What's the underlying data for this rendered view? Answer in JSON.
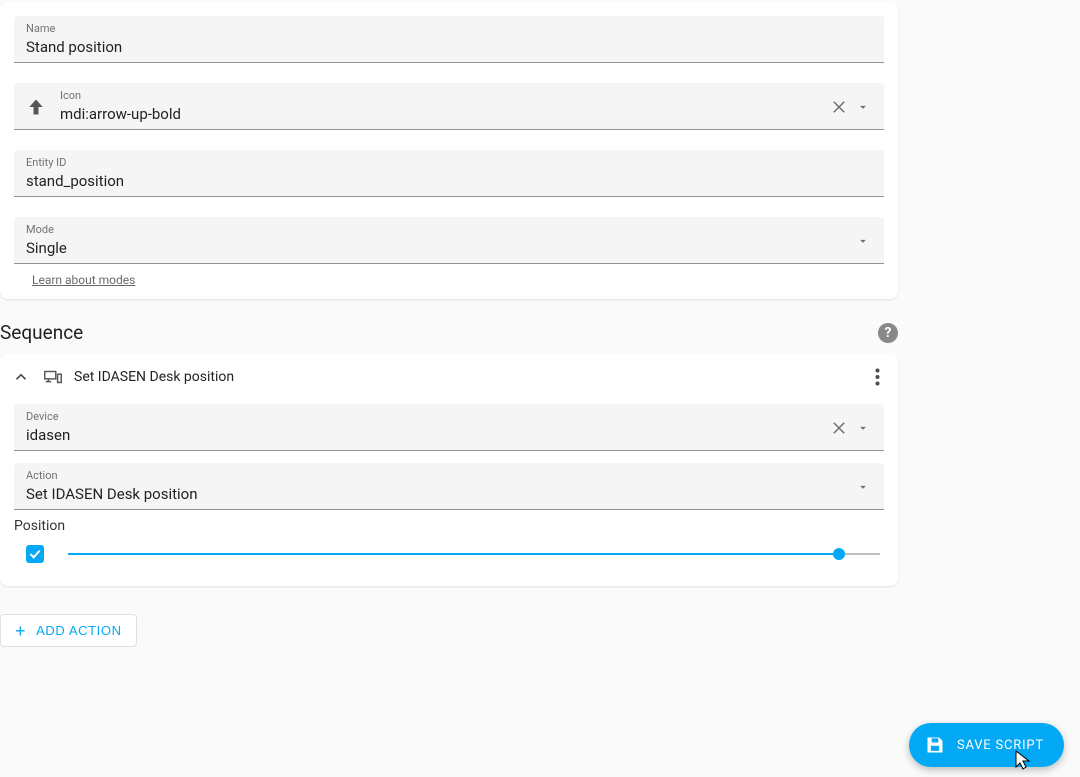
{
  "fields": {
    "name": {
      "label": "Name",
      "value": "Stand position"
    },
    "icon": {
      "label": "Icon",
      "value": "mdi:arrow-up-bold"
    },
    "entity_id": {
      "label": "Entity ID",
      "value": "stand_position"
    },
    "mode": {
      "label": "Mode",
      "value": "Single"
    }
  },
  "learn_modes_text": "Learn about modes",
  "sequence": {
    "heading": "Sequence",
    "action_title": "Set IDASEN Desk position",
    "device": {
      "label": "Device",
      "value": "idasen"
    },
    "action": {
      "label": "Action",
      "value": "Set IDASEN Desk position"
    },
    "position": {
      "label": "Position",
      "enabled": true,
      "value_percent": 95
    }
  },
  "add_action_label": "ADD ACTION",
  "save_label": "SAVE SCRIPT"
}
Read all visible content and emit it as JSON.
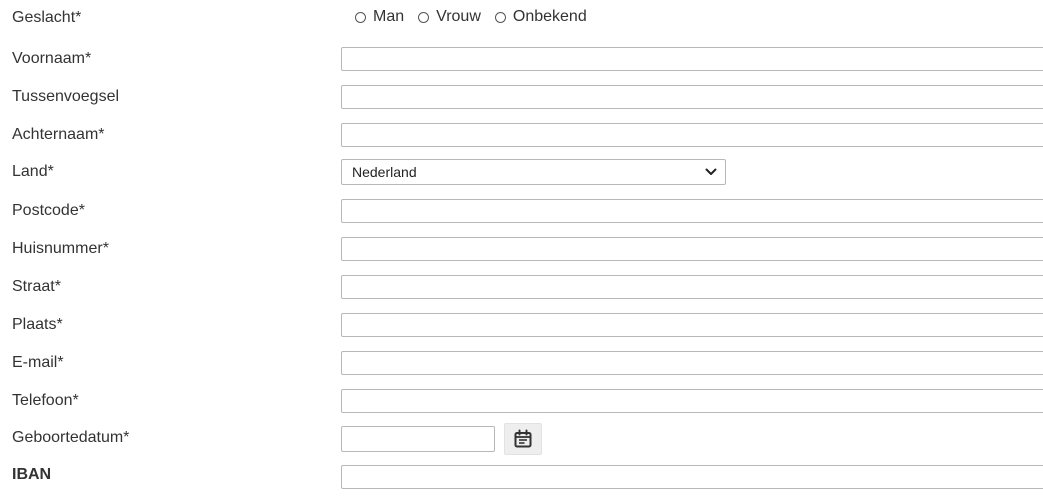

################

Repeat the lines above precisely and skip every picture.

What's the underlying data for this rendered view? Answer in JSON.
{
  "fields": {
    "name": {
      "label": "Name",
      "value": "Stand position"
    },
    "icon": {
      "label": "Icon",
      "value": "mdi:arrow-up-bold"
    },
    "entity_id": {
      "label": "Entity ID",
      "value": "stand_position"
    },
    "mode": {
      "label": "Mode",
      "value": "Single"
    }
  },
  "learn_modes_text": "Learn about modes",
  "sequence": {
    "heading": "Sequence",
    "action_title": "Set IDASEN Desk position",
    "device": {
      "label": "Device",
      "value": "idasen"
    },
    "action": {
      "label": "Action",
      "value": "Set IDASEN Desk position"
    },
    "position": {
      "label": "Position",
      "enabled": true,
      "value_percent": 95
    }
  },
  "add_action_label": "ADD ACTION",
  "save_label": "SAVE SCRIPT"
}
Read all visible content and emit it as JSON.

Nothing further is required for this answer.